=== Task statement ===
Please find the lines in the following records that hold "true", and copy them.

=== Entries from a dataset of interfaces ===
──────

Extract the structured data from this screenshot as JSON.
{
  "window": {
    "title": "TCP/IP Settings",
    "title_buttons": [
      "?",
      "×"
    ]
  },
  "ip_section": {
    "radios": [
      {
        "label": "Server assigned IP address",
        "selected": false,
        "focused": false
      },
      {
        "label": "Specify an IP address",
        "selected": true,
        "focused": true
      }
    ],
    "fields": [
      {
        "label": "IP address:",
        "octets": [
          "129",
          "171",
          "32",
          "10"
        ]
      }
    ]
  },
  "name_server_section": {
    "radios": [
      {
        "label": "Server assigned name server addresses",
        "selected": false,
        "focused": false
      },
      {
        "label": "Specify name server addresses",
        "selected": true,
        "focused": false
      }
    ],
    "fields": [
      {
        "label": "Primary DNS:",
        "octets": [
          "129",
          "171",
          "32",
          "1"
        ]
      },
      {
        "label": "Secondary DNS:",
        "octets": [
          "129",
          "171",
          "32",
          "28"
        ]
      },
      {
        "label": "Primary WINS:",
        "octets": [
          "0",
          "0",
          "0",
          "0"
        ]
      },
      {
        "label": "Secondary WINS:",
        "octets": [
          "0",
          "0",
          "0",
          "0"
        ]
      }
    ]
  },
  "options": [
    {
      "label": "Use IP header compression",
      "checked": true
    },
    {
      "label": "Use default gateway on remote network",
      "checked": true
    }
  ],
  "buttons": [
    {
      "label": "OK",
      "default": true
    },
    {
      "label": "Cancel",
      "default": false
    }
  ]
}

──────

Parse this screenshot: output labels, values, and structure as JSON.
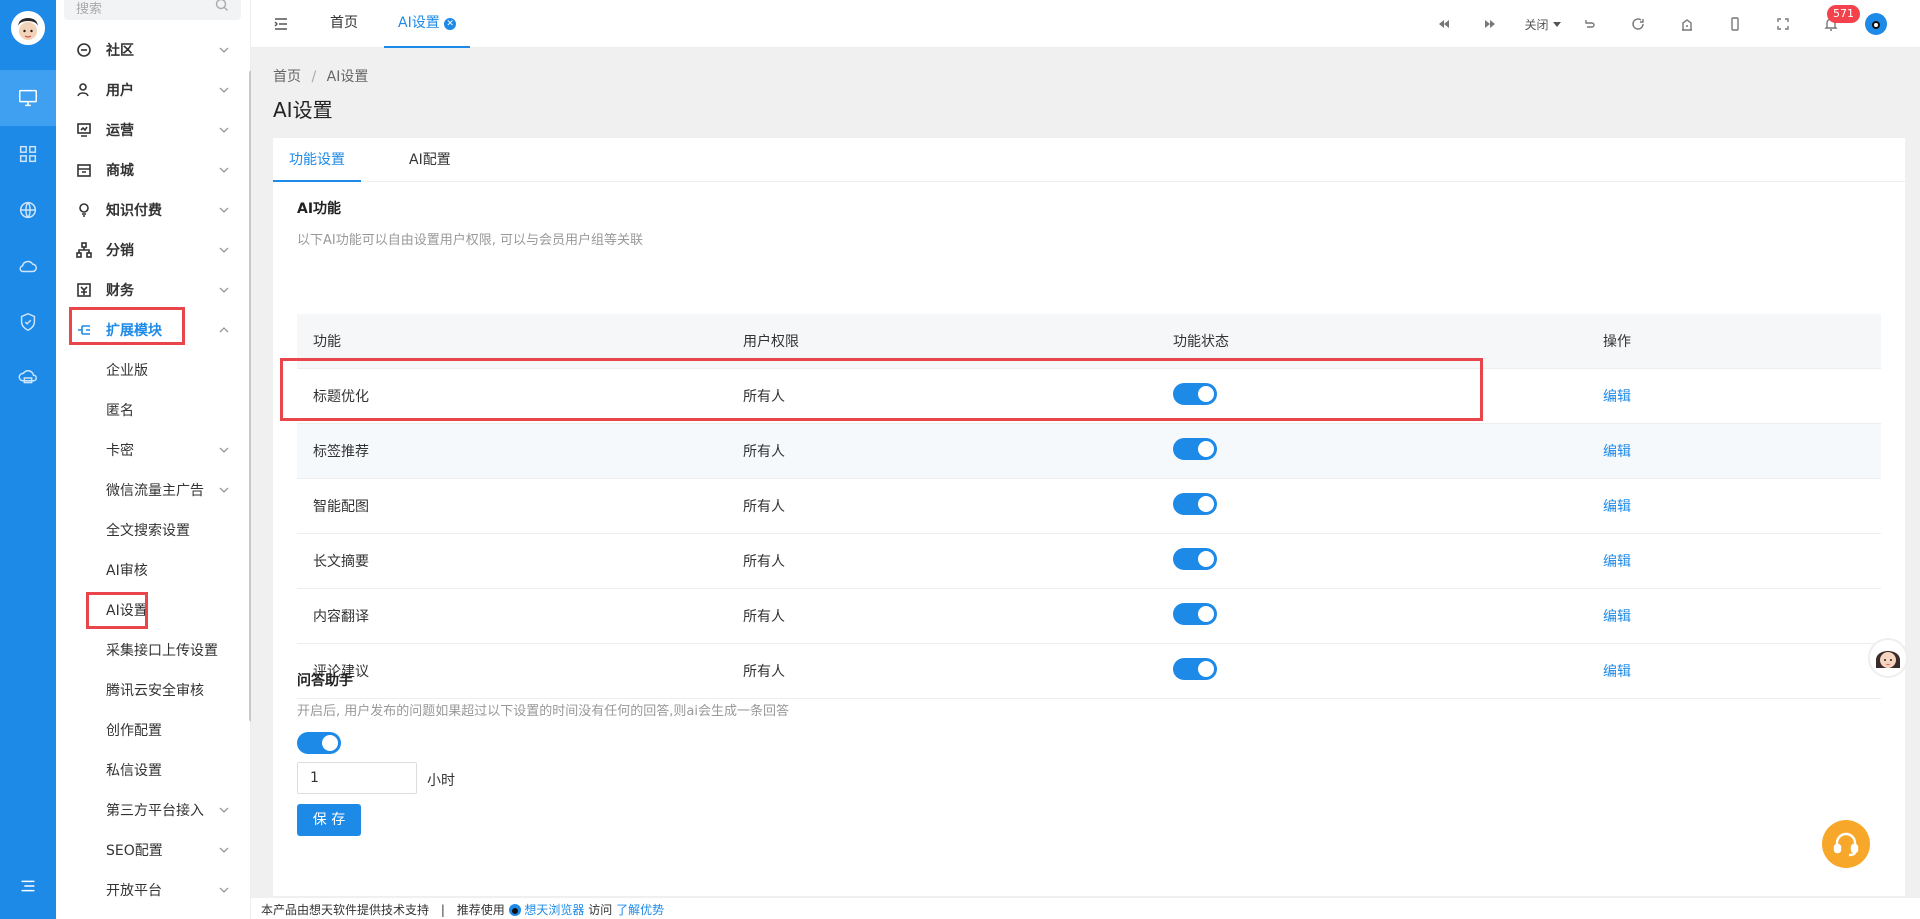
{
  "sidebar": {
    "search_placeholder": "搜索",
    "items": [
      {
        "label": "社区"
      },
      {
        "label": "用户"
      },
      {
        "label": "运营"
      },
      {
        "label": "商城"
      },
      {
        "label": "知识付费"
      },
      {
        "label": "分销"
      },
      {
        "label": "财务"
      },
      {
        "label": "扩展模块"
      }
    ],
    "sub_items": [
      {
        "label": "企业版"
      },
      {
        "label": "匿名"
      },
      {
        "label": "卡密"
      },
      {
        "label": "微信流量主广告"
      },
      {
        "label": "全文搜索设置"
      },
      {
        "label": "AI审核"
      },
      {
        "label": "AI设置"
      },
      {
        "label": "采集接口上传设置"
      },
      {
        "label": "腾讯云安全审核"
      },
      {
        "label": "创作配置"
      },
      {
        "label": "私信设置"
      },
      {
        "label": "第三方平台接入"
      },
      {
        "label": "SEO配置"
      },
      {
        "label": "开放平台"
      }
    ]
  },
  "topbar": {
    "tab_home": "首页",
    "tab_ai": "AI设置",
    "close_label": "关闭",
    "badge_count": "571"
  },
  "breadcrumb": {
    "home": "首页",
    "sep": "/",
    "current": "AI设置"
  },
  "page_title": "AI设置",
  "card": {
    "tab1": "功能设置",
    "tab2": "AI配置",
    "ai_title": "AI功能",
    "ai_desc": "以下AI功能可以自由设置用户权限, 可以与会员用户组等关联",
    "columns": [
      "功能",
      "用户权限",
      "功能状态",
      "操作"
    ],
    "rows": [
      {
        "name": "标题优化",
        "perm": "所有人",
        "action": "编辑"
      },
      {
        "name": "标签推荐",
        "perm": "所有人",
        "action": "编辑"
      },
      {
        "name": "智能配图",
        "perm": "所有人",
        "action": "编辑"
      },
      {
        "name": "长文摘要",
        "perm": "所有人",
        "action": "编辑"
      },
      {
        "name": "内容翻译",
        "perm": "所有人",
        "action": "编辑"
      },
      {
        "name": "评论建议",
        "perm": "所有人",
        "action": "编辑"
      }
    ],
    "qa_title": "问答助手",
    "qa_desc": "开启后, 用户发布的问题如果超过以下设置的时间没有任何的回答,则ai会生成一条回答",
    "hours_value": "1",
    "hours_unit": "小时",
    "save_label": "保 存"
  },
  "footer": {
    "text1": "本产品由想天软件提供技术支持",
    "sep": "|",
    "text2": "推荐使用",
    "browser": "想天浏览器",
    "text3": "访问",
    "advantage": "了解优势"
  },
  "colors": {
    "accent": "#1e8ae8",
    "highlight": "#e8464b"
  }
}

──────

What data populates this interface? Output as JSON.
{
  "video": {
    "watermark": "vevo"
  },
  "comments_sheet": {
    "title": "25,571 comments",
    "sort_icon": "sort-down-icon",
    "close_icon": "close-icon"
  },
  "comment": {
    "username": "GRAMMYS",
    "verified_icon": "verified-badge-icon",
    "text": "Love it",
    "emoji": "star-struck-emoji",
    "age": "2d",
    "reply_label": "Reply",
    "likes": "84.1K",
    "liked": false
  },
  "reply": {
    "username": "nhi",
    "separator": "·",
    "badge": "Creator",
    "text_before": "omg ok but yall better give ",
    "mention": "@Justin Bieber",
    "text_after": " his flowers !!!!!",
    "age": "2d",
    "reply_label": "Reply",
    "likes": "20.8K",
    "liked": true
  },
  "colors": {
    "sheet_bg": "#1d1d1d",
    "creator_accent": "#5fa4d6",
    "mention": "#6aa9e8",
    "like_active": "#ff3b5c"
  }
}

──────

=== Expected answer ===
        "selected": true,
        "focused": true
        "selected": true,
      "checked": true
      "checked": true
      "default": true
    "liked": true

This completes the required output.